These remarks are an insult and a desecration to the memory of all those individuals whom we have come together to commemorate.
Let’s reach out
I have been a member of Reform, Conservative and Orthodox synagogues in Pittsburgh. My children attend Conservative school, Orthodox shul and Lubovich summer camp.
I teach at Community Day School and have taught at Hillel Academy and the JCC.
I proudly claim a grandfather as a founder and past president of Temple Emanuel, a great-aunt as a past president of Beth Shalom, and a great-grandfather as the shamash of Shaare Torah, way back when it was still in the Hill.
Rabbis (Mark) Mahler, (Michael) Werbow and (Daniel) Wasserman have been my rabbis at different and important times in my life, and I feel connected to all of them.
The Tikkun L’eil Shavuot at the JCC and the Yom Haatzmaut celebration are two of my favorite events every year, for, as people always note when they move to Pittsburgh or when they move elsewhere and see how we contrast with other Jewish communities, we Jews in Pittsburgh get along pretty well indeed.
I am enriched by my deep connections to diverse Jewish institutions in Pittsburgh.
It is for these reasons that I was so disappointed not to see more Jewish diversity at Community Day School’s recent Yom Hashoa program and groundbreaking ceremony for our project, Keeping Tabs: A Holocaust Sculpture. This is an important and inspiring project, and your excellent coverage beforehand made me proud of my school and eager to show my Jewish friends who are not affiliated with CDS just how much we offer to the larger Jewish community. I hope that they will get involved and, at the very least, come to visit once the sculpture is finished.

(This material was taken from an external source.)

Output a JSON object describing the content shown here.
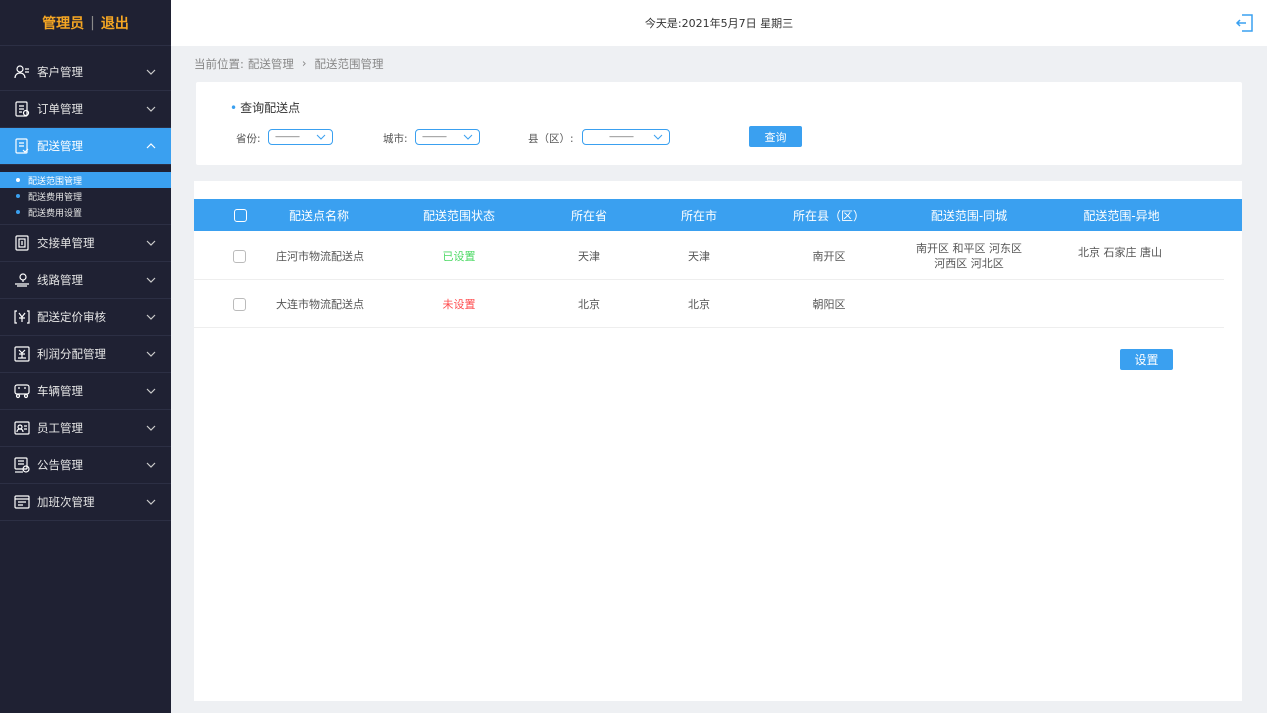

Mostly, I hope that, as time goes on, we Jews in Pittsburgh continue to reach out across denominational lines in all kinds of ways. We all have a lot to teach and plenty to learn.